August 2, 2011

Myth #3: "If I create truthfully, honestly, organically, it will appear on my face appropriately."

This statement has put me in a bit of controversy with some of my peers and at first in conflict with myself based on my own training. Like most actors, I was taught not to be concerned with the face. I was taught to listen to the other actor, focus on the circumstances, involve myself with an activity or the overall action and come from my own instincts. If I did this, what appeared on my face would be appropriate. So, if what you are experiencing doesn’t appear on your face in an appropriate way then all that is left to think is, you are doing something wrong. How frustrating is that?

At some point you (may) have to be concerned with what your face is revealing or choose not to work in front of the camera. You can, of course, always stay on the stage.

So, back to the statement, If I create it truthfully, honestly, organically it will appear on my face appropriately - Is it a myth or a fact?

It is a fact, if:
•the trigger is specific and strong enough to trigger the emotion in you
•if there are no distortions in what and how you express emotion
•if you understand the nature and the experience of the emotion you are creating, which refers to the impulses and the sensations that stem from that emotion
•if you have a keen awareness of what that emotion looks and feels like on your face, from its slightest hint to its strongest reveal

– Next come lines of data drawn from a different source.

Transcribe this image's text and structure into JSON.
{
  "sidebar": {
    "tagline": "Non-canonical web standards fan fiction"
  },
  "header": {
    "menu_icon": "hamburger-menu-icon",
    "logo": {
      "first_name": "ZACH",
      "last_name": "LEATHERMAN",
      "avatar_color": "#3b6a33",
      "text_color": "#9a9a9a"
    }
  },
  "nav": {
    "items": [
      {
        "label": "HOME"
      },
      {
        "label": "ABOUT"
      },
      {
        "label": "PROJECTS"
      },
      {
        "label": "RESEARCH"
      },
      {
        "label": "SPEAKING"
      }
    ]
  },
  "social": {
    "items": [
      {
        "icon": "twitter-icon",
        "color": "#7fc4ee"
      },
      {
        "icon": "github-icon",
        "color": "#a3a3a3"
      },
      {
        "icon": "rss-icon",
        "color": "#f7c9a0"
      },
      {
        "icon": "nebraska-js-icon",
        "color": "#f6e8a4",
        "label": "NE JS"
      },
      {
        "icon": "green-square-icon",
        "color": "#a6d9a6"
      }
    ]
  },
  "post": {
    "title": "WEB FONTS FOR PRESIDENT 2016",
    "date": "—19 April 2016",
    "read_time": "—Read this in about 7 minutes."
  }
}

Unfortunately, this is a fact for only a small portion of the acting community and quite possibly the reason why such a small percentage of SAG actors are actually making a living from acting. So for the rest, to not understand the very thing that you are relying on to get you hired, it may be time to get concerned with what you face is communicating.